Internet Publicity Notice: Join An "Atlantic Unbound" Internet Debate Over Aids And Public Health
June 4, 1997
The Atlantic Monthly will be holding a public debate-- based on The Atlantic's June cover story, "The AIDS Exception: Privacy vs. Public Health" by journalist Chandler Burr-- on whether we should apply traditional public health measures-- routine testing, named reporting, partner notification-- to AIDS/HIV. Readers are encouraged to participate; selected responses will be posted. Burr argues that it's time to stop granting "civil rights" to the HIV virus and to confront AIDS with the traditional tools of public health.
TO JOIN IN: Go to http://www.TheAtlantic.com, the Web site of The Atlantic Monthly, click on Current Features in Atlantic Unbound, then select Politics.
Burr will join three others who offer varied approaches to the AIDS epidemic -- Rep. Tom Coburn of Oklahoma, sponsor of "The HIV Prevention Act of 1997," Dr. Joel Gallant of John Hopkins University, and Winnie Stachelberg of the Human Rights Campaign. The host is Cullen Murphy, The Atlantic Monthly's managing editor. Debate begins on June 3.
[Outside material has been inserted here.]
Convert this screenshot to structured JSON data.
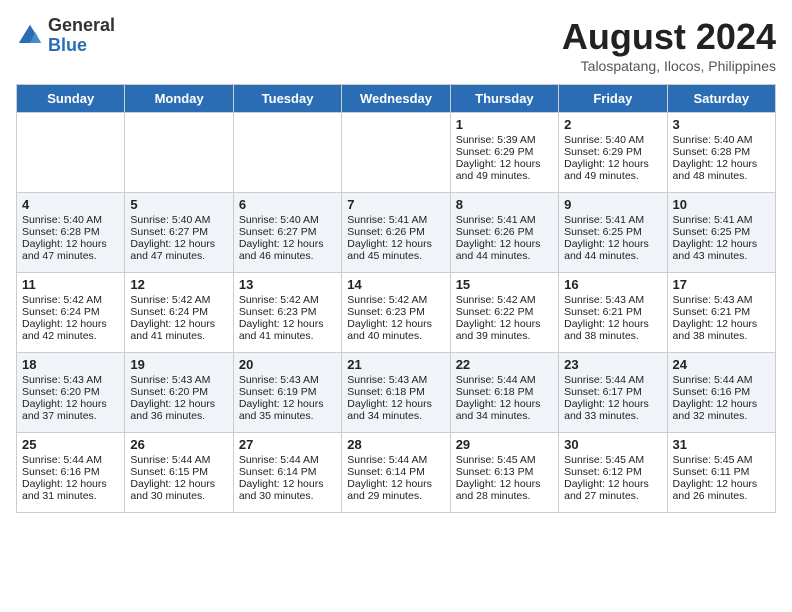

From the magazine: "We don't routinely test people for AIDS or HIV when they're admitted to hospitals or when theyre pregnant. We don't routinely insist that the sex or needle-sharing partners or infected people be sought out and notified. If there were once persuasive reasons for not doing these things, the author writes, but there aren't any longer -- not if we are serious about bringing this epidemic to an end."
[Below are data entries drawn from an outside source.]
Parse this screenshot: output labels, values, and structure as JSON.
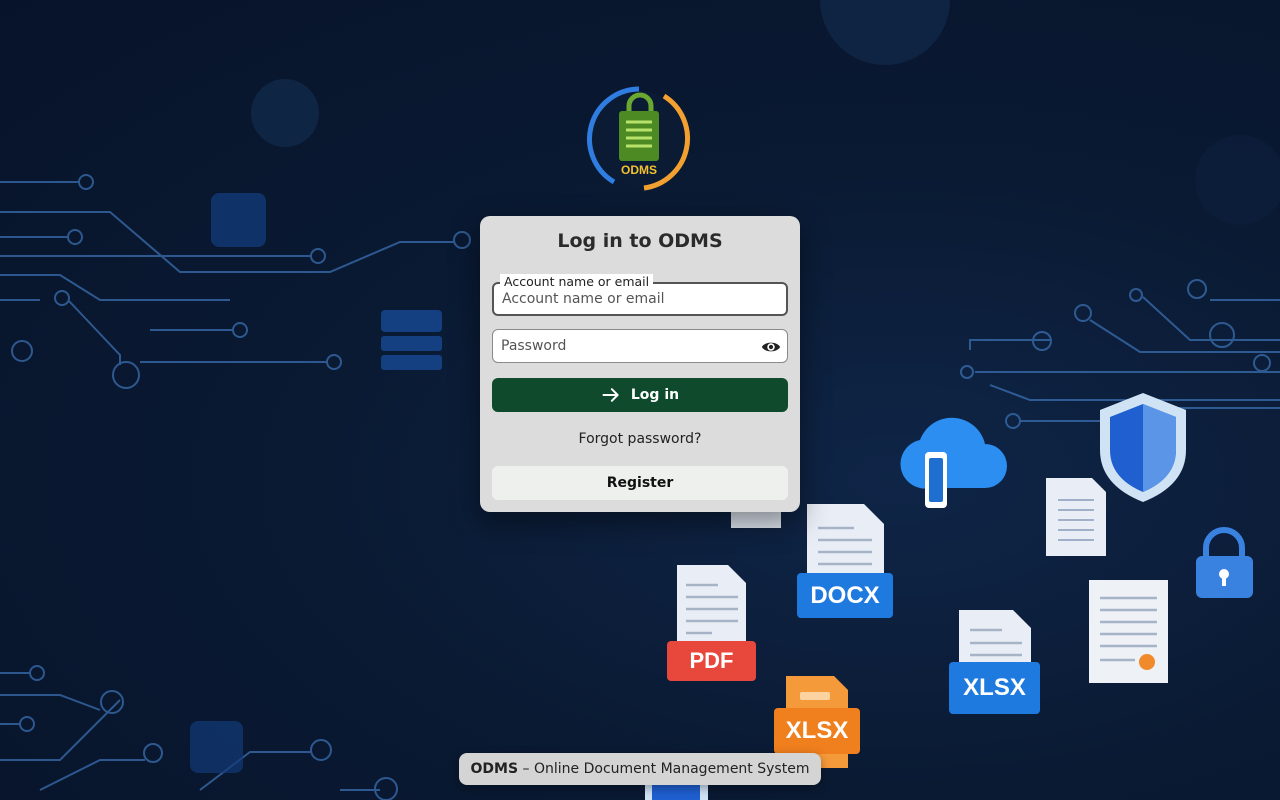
{
  "app": {
    "logo_text": "ODMS"
  },
  "login_card": {
    "title": "Log in to ODMS",
    "account_field": {
      "label": "Account name or email",
      "placeholder": "Account name or email",
      "value": ""
    },
    "password_field": {
      "placeholder": "Password",
      "value": "",
      "toggle_icon": "eye-icon"
    },
    "login_button": {
      "label": "Log in",
      "icon": "arrow-right-icon"
    },
    "forgot_password": "Forgot password?",
    "register_button": "Register"
  },
  "footer": {
    "brand": "ODMS",
    "separator": " – ",
    "description": "Online Document Management System"
  },
  "illustration_badges": {
    "docx": "DOCX",
    "pdf": "PDF",
    "xlsx_a": "XLSX",
    "xlsx_b": "XLSX"
  },
  "colors": {
    "login_button": "#0f4a2c",
    "card_bg": "#dcdcdc",
    "background": "#0a1a33",
    "circuit": "#3a6fb0",
    "docx_badge": "#1f7ae0",
    "pdf_badge": "#e8473c",
    "xlsx_badge_orange": "#f07f1e",
    "xlsx_badge_blue": "#1f7ae0"
  }
}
For more information, contact:
AIDS Action Council
This article was provided by AIDS Action Council.